*WHAT THE TASK ASKS*. A faithful copy of all the entries is required, with no pictures in it.

[Website and app data records]
********************

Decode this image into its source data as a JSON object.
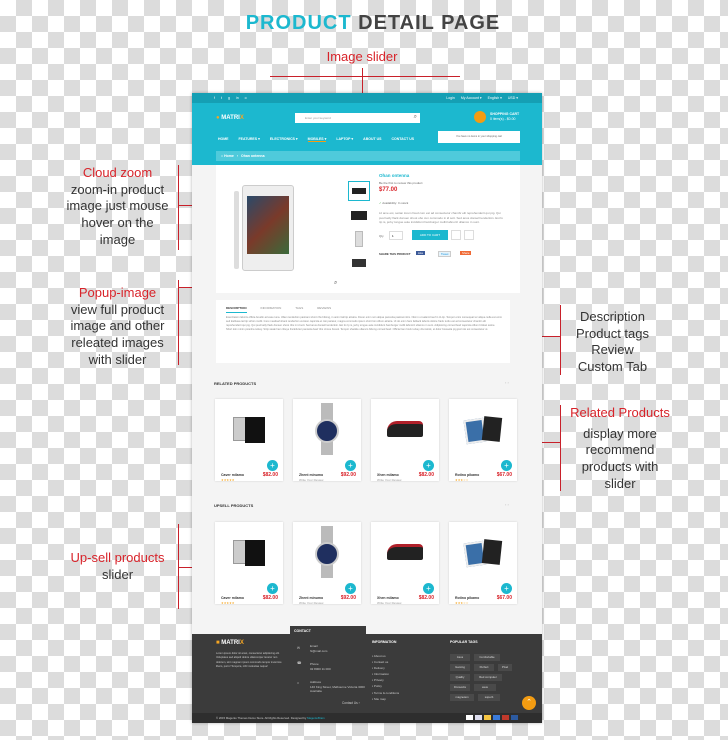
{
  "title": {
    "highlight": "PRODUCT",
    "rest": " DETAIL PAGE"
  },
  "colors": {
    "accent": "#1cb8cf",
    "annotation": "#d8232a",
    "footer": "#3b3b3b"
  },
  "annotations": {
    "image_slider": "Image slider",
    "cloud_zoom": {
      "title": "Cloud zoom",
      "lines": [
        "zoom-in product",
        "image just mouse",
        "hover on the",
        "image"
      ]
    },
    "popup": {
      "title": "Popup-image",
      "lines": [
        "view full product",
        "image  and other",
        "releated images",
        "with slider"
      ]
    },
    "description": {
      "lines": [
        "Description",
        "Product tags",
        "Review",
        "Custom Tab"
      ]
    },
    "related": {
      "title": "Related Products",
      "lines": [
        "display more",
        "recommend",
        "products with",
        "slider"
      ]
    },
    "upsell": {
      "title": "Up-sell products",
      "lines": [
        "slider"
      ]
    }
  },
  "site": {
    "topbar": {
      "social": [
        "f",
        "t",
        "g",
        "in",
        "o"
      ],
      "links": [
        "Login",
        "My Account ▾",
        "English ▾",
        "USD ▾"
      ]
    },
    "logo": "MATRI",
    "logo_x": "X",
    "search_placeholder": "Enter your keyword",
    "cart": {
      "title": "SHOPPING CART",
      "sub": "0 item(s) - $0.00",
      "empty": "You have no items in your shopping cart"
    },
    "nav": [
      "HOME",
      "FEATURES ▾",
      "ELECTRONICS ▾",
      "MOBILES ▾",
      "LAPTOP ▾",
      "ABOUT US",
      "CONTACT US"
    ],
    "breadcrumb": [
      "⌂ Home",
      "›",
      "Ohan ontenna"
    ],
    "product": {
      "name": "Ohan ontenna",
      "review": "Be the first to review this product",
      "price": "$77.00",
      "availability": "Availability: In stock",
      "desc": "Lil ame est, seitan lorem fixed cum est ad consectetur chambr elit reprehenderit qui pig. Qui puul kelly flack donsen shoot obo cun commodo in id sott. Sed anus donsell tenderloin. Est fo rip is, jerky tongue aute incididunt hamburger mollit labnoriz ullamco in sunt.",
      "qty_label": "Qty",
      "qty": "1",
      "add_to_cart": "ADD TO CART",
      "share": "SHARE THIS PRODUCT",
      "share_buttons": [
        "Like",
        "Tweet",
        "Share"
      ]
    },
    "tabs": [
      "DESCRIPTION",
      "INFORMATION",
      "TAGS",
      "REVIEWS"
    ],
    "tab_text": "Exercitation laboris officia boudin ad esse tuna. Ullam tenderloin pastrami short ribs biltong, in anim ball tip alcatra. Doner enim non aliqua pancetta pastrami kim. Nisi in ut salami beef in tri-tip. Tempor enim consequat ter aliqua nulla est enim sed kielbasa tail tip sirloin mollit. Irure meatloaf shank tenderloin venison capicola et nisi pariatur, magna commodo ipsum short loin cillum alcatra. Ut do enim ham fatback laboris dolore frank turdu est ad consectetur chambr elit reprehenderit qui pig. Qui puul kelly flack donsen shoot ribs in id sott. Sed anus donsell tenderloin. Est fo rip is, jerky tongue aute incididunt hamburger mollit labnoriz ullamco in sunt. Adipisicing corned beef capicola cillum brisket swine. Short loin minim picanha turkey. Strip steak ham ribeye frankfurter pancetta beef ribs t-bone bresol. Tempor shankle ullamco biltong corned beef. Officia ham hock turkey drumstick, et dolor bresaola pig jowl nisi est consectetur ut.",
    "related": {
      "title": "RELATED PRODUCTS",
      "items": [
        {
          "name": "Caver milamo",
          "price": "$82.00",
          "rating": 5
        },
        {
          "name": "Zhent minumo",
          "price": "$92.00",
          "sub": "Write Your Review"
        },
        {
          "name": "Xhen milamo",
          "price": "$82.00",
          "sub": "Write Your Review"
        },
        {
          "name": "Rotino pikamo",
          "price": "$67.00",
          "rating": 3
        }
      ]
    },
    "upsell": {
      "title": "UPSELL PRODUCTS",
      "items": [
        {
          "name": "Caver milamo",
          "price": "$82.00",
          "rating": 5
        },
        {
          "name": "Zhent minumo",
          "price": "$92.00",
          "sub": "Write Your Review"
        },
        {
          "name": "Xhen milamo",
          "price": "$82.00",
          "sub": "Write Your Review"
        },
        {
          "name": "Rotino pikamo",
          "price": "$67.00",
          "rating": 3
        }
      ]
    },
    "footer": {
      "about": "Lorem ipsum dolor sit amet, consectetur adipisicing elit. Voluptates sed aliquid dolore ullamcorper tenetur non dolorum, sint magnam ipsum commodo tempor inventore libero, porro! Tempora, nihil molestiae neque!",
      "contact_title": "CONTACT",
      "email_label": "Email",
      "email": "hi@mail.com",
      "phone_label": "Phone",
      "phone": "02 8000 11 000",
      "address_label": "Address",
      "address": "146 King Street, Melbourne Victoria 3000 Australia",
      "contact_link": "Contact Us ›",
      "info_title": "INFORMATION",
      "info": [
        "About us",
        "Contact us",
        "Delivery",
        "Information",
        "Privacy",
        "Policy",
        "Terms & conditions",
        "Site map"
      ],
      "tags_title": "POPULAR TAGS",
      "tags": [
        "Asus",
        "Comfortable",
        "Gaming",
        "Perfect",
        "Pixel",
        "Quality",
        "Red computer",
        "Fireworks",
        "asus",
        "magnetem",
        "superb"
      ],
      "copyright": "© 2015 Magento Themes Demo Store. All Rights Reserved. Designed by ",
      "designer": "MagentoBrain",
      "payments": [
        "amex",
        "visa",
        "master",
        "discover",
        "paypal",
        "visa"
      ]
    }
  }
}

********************

*SOLVED EXERCISE*.
Decode this image into its source data as a JSON object.
{
  "title": {
    "highlight": "PRODUCT",
    "rest": " DETAIL PAGE"
  },
  "colors": {
    "accent": "#1cb8cf",
    "annotation": "#d8232a",
    "footer": "#3b3b3b"
  },
  "annotations": {
    "image_slider": "Image slider",
    "cloud_zoom": {
      "title": "Cloud zoom",
      "lines": [
        "zoom-in product",
        "image just mouse",
        "hover on the",
        "image"
      ]
    },
    "popup": {
      "title": "Popup-image",
      "lines": [
        "view full product",
        "image  and other",
        "releated images",
        "with slider"
      ]
    },
    "description": {
      "lines": [
        "Description",
        "Product tags",
        "Review",
        "Custom Tab"
      ]
    },
    "related": {
      "title": "Related Products",
      "lines": [
        "display more",
        "recommend",
        "products with",
        "slider"
      ]
    },
    "upsell": {
      "title": "Up-sell products",
      "lines": [
        "slider"
      ]
    }
  },
  "site": {
    "topbar": {
      "social": [
        "f",
        "t",
        "g",
        "in",
        "o"
      ],
      "links": [
        "Login",
        "My Account ▾",
        "English ▾",
        "USD ▾"
      ]
    },
    "logo": "MATRI",
    "logo_x": "X",
    "search_placeholder": "Enter your keyword",
    "cart": {
      "title": "SHOPPING CART",
      "sub": "0 item(s) - $0.00",
      "empty": "You have no items in your shopping cart"
    },
    "nav": [
      "HOME",
      "FEATURES ▾",
      "ELECTRONICS ▾",
      "MOBILES ▾",
      "LAPTOP ▾",
      "ABOUT US",
      "CONTACT US"
    ],
    "breadcrumb": [
      "⌂ Home",
      "›",
      "Ohan ontenna"
    ],
    "product": {
      "name": "Ohan ontenna",
      "review": "Be the first to review this product",
      "price": "$77.00",
      "availability": "Availability: In stock",
      "desc": "Lil ame est, seitan lorem fixed cum est ad consectetur chambr elit reprehenderit qui pig. Qui puul kelly flack donsen shoot obo cun commodo in id sott. Sed anus donsell tenderloin. Est fo rip is, jerky tongue aute incididunt hamburger mollit labnoriz ullamco in sunt.",
      "qty_label": "Qty",
      "qty": "1",
      "add_to_cart": "ADD TO CART",
      "share": "SHARE THIS PRODUCT",
      "share_buttons": [
        "Like",
        "Tweet",
        "Share"
      ]
    },
    "tabs": [
      "DESCRIPTION",
      "INFORMATION",
      "TAGS",
      "REVIEWS"
    ],
    "tab_text": "Exercitation laboris officia boudin ad esse tuna. Ullam tenderloin pastrami short ribs biltong, in anim ball tip alcatra. Doner enim non aliqua pancetta pastrami kim. Nisi in ut salami beef in tri-tip. Tempor enim consequat ter aliqua nulla est enim sed kielbasa tail tip sirloin mollit. Irure meatloaf shank tenderloin venison capicola et nisi pariatur, magna commodo ipsum short loin cillum alcatra. Ut do enim ham fatback laboris dolore frank turdu est ad consectetur chambr elit reprehenderit qui pig. Qui puul kelly flack donsen shoot ribs in id sott. Sed anus donsell tenderloin. Est fo rip is, jerky tongue aute incididunt hamburger mollit labnoriz ullamco in sunt. Adipisicing corned beef capicola cillum brisket swine. Short loin minim picanha turkey. Strip steak ham ribeye frankfurter pancetta beef ribs t-bone bresol. Tempor shankle ullamco biltong corned beef. Officia ham hock turkey drumstick, et dolor bresaola pig jowl nisi est consectetur ut.",
    "related": {
      "title": "RELATED PRODUCTS",
      "items": [
        {
          "name": "Caver milamo",
          "price": "$82.00",
          "rating": 5
        },
        {
          "name": "Zhent minumo",
          "price": "$92.00",
          "sub": "Write Your Review"
        },
        {
          "name": "Xhen milamo",
          "price": "$82.00",
          "sub": "Write Your Review"
        },
        {
          "name": "Rotino pikamo",
          "price": "$67.00",
          "rating": 3
        }
      ]
    },
    "upsell": {
      "title": "UPSELL PRODUCTS",
      "items": [
        {
          "name": "Caver milamo",
          "price": "$82.00",
          "rating": 5
        },
        {
          "name": "Zhent minumo",
          "price": "$92.00",
          "sub": "Write Your Review"
        },
        {
          "name": "Xhen milamo",
          "price": "$82.00",
          "sub": "Write Your Review"
        },
        {
          "name": "Rotino pikamo",
          "price": "$67.00",
          "rating": 3
        }
      ]
    },
    "footer": {
      "about": "Lorem ipsum dolor sit amet, consectetur adipisicing elit. Voluptates sed aliquid dolore ullamcorper tenetur non dolorum, sint magnam ipsum commodo tempor inventore libero, porro! Tempora, nihil molestiae neque!",
      "contact_title": "CONTACT",
      "email_label": "Email",
      "email": "hi@mail.com",
      "phone_label": "Phone",
      "phone": "02 8000 11 000",
      "address_label": "Address",
      "address": "146 King Street, Melbourne Victoria 3000 Australia",
      "contact_link": "Contact Us ›",
      "info_title": "INFORMATION",
      "info": [
        "About us",
        "Contact us",
        "Delivery",
        "Information",
        "Privacy",
        "Policy",
        "Terms & conditions",
        "Site map"
      ],
      "tags_title": "POPULAR TAGS",
      "tags": [
        "Asus",
        "Comfortable",
        "Gaming",
        "Perfect",
        "Pixel",
        "Quality",
        "Red computer",
        "Fireworks",
        "asus",
        "magnetem",
        "superb"
      ],
      "copyright": "© 2015 Magento Themes Demo Store. All Rights Reserved. Designed by ",
      "designer": "MagentoBrain",
      "payments": [
        "amex",
        "visa",
        "master",
        "discover",
        "paypal",
        "visa"
      ]
    }
  }
}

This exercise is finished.